Capital territory

A capital territory or federal capital territory is usually a specially designated territory where a country's seat of government is located. As such, in the federal model of government, no one state or territory takes pre-eminence because the capital lies within its borders. A capital territory can be one specific form of federal district. * In Australia, the capital Canberra lies within the Australian Capital Territory and was originally called the FCT. * The National Capital Territory is where New Delhi, the capital of India, is located. * Nigeria has its capital Abuja in the Federal Capital Territory. * In Pakistan, the capital city Islamabad lies within the Islamabad Capital Territory.

Dependent territory

Dependent territory is a designation for a territory that is not an independent sovereign state, yet remains politically outside the governing state's integral area.
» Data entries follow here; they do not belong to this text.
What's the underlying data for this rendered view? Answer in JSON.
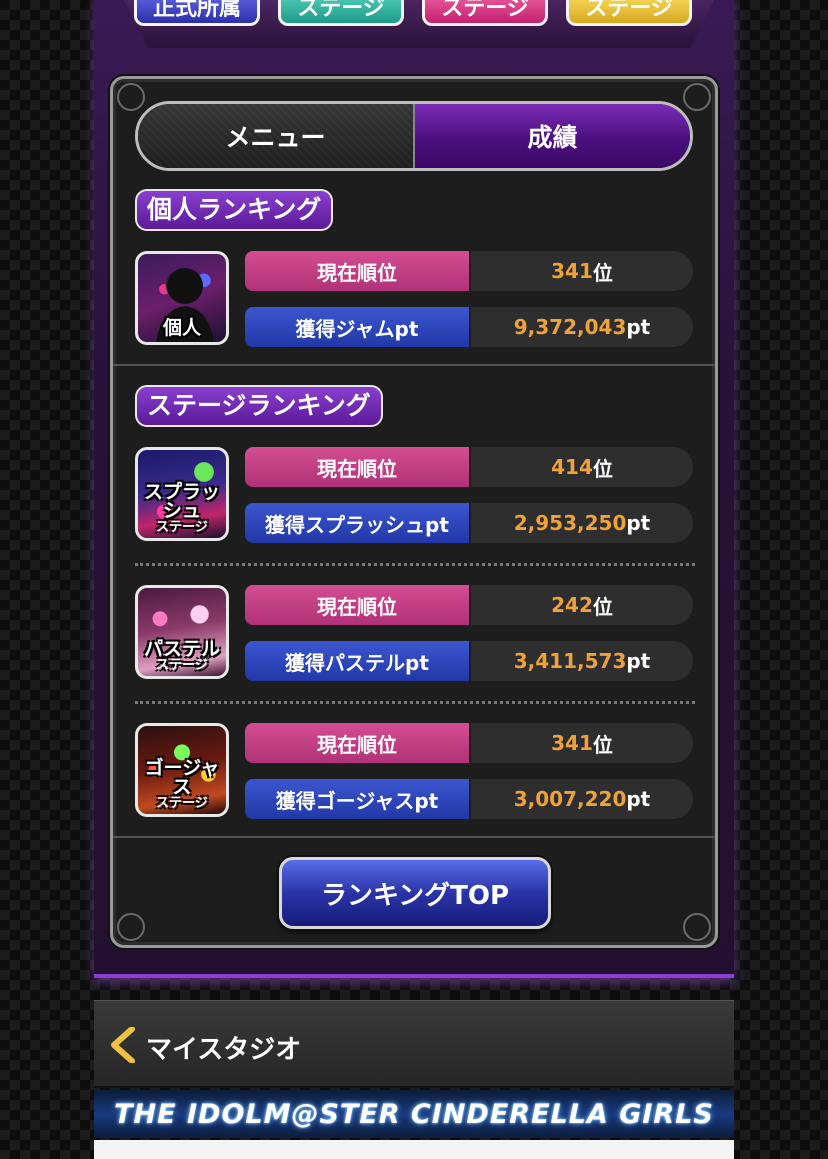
{
  "top_tabs": [
    {
      "label": "正式所属"
    },
    {
      "label": "ステージ"
    },
    {
      "label": "ステージ"
    },
    {
      "label": "ステージ"
    }
  ],
  "segmented": {
    "menu_label": "メニュー",
    "score_label": "成績",
    "selected": "成績"
  },
  "personal": {
    "section_title": "個人ランキング",
    "thumb_caption": "個人",
    "rank_label": "現在順位",
    "rank_value": "341",
    "rank_unit": "位",
    "pt_label": "獲得ジャムpt",
    "pt_value": "9,372,043",
    "pt_unit": "pt"
  },
  "stage": {
    "section_title": "ステージランキング",
    "items": [
      {
        "thumb_caption": "スプラッシュ",
        "thumb_sub": "ステージ",
        "rank_label": "現在順位",
        "rank_value": "414",
        "rank_unit": "位",
        "pt_label": "獲得スプラッシュpt",
        "pt_value": "2,953,250",
        "pt_unit": "pt"
      },
      {
        "thumb_caption": "パステル",
        "thumb_sub": "ステージ",
        "rank_label": "現在順位",
        "rank_value": "242",
        "rank_unit": "位",
        "pt_label": "獲得パステルpt",
        "pt_value": "3,411,573",
        "pt_unit": "pt"
      },
      {
        "thumb_caption": "ゴージャス",
        "thumb_sub": "ステージ",
        "rank_label": "現在順位",
        "rank_value": "341",
        "rank_unit": "位",
        "pt_label": "獲得ゴージャスpt",
        "pt_value": "3,007,220",
        "pt_unit": "pt"
      }
    ]
  },
  "ranking_top_button": "ランキングTOP",
  "nav": {
    "back_label": "マイスタジオ",
    "back_icon": "chevron-left-icon"
  },
  "footer_logo": "THE IDOLM@STER CINDERELLA GIRLS",
  "colors": {
    "accent_purple": "#7b2cb6",
    "rank_pink": "#d44d92",
    "pt_blue": "#3b56cf",
    "value_orange": "#f0a23a"
  }
}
Presently, all dependent territories are either overseas territories or non-sovereign associated states. Only four countries currently possess dependent territories: New Zealand, Norway, the United Kingdom, and the United States. Examples include: * The three Crown dependencies are self-governing possessions of the British Crown similar to freely associated states, not parts of the United Kingdom itself nor of any of its four constituent countries. * American Samoa, Guam, the Northern Mariana Islands, Puerto Rico, and the U.S. Virgin Islands are unincorporated territories of the United States with varying local autonomy. * Bouvet Island is an uninhabited dependent territory of Norway. * The Cook Islands and Niue are associated states of New Zealand. * Tokelau is a non-self-governing territory of New Zealand.

Federal territory

A federal territory is an area within the direct and usually exclusive jurisdiction of the central or national government within a federation. Federal territories include: * Federal Capital Territory (Nigeria) * Federal Territory (Malaysia)

Overseas territory

Overseas territory is a broad designation for a territorial entity that is separated from the country that governs it by an ocean. An overseas territory may be either a constituent part of the governing state or a dependent territory. Examples include: * The fourteen British Overseas Territories are dependent territories of the British Crown with varying degrees of self-governance, not parts of the United Kingdom itself nor of any of its four constituent countries. * Overseas France includes the five overseas collectivities of France, which are broadly autonomous territories, as well as overseas regions and overseas departments, which are essentially the same as regions and departments in Metropolitan France. Nonetheless, all are integral parts of the French Fifth Republic. * Greenland and the Faroe Islands are constituent countries of the Kingdom of Denmark that are internally self-governing.


See also


* :Category:Territories under military occupation * List of enclaves and exclaves

References



External links


Peace Palace Library – Research Guide
{{Terms for types of country subdivisions Category:Types of administrative division Category:Administrative territorial entities by type